Listening to LPs belonging to me and my brother that I brought back from Mum's. Including an excellent album called HQ by Roy Harper, which I'd forgotten. Thoughtful, and vitriolic words, and cool tunes. He should have been much more famous than he was.
There is the added benefit of making Anton feel uneasy because I'm now singing the virtues of vinyl.
Tuesday, January 01, 2008
Concerning the rights and duties of the Citizen
Have just been looking at my pal Ken's new book, under his nome de plume of Simon de Vries. His new translation of Concerning the rights and duties of the Citizen by the abbé de Mably is hot off the press. Now a less well known a figure of the French Enlightenment than Rousseau and Voltaire - at the time Mably was just as famed. And Mably, in Ken's view, although less of a literary stylist had greater qualities of insight, tolerance and sober moderation. His ideas have fed the creation of modern democracies - but his contribution has been minimised or almost willfully misunderstood.
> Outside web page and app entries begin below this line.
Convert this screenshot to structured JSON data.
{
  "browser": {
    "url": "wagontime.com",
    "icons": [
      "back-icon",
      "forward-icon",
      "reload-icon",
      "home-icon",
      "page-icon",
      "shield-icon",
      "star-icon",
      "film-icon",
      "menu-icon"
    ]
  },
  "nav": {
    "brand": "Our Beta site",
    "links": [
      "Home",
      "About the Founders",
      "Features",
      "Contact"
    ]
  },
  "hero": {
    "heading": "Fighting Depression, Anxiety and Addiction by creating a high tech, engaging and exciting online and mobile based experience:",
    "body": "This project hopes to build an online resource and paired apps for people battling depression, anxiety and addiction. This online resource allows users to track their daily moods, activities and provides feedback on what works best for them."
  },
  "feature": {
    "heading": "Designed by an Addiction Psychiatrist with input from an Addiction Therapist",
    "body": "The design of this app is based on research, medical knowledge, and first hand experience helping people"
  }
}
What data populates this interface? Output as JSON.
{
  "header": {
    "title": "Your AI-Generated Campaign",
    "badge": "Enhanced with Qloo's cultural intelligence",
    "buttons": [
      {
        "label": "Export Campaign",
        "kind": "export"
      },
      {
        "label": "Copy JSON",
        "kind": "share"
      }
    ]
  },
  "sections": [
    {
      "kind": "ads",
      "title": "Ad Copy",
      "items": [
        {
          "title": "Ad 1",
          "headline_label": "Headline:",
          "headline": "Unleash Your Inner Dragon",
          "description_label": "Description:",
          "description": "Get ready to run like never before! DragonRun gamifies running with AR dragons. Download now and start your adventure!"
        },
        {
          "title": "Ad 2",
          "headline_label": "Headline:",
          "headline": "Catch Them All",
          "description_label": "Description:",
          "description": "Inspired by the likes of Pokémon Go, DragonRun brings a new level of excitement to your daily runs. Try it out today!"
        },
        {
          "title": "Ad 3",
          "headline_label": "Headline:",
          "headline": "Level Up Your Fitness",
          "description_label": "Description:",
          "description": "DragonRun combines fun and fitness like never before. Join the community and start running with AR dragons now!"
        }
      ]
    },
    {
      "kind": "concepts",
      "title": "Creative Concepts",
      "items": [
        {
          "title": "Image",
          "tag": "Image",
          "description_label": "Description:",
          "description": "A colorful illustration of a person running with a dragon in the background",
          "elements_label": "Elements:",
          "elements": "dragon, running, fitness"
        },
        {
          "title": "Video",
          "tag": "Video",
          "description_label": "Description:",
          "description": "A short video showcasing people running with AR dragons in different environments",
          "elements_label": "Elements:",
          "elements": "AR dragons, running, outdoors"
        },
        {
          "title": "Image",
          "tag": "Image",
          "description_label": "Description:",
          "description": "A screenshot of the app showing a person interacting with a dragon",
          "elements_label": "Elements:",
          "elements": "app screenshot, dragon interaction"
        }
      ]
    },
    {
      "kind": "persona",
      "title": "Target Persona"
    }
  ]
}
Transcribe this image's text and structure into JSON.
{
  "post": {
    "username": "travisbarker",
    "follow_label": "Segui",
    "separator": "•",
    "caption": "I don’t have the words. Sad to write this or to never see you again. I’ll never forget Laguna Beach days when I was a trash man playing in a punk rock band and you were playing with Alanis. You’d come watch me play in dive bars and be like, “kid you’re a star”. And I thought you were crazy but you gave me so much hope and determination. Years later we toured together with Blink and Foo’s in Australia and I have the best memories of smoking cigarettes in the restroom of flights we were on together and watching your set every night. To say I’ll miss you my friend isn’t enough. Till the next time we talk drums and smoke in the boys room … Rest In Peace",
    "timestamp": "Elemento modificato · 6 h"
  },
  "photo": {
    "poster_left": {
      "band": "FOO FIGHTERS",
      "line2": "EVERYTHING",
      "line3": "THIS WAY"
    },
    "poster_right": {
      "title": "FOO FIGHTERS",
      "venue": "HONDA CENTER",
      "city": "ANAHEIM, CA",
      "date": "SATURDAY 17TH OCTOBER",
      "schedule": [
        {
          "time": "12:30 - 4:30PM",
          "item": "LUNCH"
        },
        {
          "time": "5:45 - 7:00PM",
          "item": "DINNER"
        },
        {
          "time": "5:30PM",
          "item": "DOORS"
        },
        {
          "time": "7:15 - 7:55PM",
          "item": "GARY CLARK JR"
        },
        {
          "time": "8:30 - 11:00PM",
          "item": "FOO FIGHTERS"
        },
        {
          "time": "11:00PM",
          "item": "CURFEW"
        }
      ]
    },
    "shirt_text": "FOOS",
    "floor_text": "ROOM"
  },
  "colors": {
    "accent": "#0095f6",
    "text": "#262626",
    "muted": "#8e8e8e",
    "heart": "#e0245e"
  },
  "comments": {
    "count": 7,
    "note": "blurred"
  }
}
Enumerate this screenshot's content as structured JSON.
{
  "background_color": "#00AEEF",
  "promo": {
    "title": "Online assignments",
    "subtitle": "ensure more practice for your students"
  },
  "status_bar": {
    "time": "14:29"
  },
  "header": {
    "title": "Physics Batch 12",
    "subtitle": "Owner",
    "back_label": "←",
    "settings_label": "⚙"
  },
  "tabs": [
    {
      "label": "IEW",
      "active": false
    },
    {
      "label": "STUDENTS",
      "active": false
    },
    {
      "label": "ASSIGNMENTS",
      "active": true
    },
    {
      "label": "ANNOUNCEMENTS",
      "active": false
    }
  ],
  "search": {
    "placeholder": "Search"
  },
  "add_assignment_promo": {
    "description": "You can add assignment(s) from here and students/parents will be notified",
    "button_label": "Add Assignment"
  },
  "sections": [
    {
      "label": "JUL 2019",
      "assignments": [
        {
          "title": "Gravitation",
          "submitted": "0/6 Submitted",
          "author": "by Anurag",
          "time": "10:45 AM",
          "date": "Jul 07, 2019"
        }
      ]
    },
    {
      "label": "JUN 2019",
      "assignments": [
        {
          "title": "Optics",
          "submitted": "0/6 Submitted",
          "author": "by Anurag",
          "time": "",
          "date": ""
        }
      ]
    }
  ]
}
I have been browsing through the book this morning, and even for the non-specialist, it seems rather interesting. Ken is very passionate about rescuing Mably's reputation from the scorns of time and, as far as I can tell, has done him a great service.
To thine own self be true
Happy new year! This new year's morning I have just walked out into the corner store in what seems a very sleepy Brighton, subdued in the aftermath of fireworks and partying, not to mention the two men who ran back and forth in the twitten making Native American style whoopings in the night.
However I party pooped, thanks to the flu (aka the humbug). But this was good as I got to talk to Mum and Toby and Lorraine and take happy new year texts from many others.
On the 30th, which was Mum's birthday, I travelled back down to Brighton. I felt a bit sad that I had brought only extra laundry and sore lungs to Mum and Mas for Christmas.
It felt good to glimpse the great outside and to exploit the opportunity to glare balefully at people with my fiery Sauron eyes. Lorraine came around shortly after I arrived, and cooked me a meal, and generally took care of me. As a hypochondraic, I find knowing that she used to be a ward sister a great comfort.
This time last year, watching the sun rise in Japan, I thought that 2007 was going to be significant, and I was right. This year is when the consequences of those choices will start to play out. There is something different about me, I feel stronger in a way I can't put my finger on, but I think I feel truer to myself than I have ever felt.
I have many blessings. And I wish everyone who reads this blog many blessings too, and a wonderful new year.
Below, my favourite dawn image from this time last year.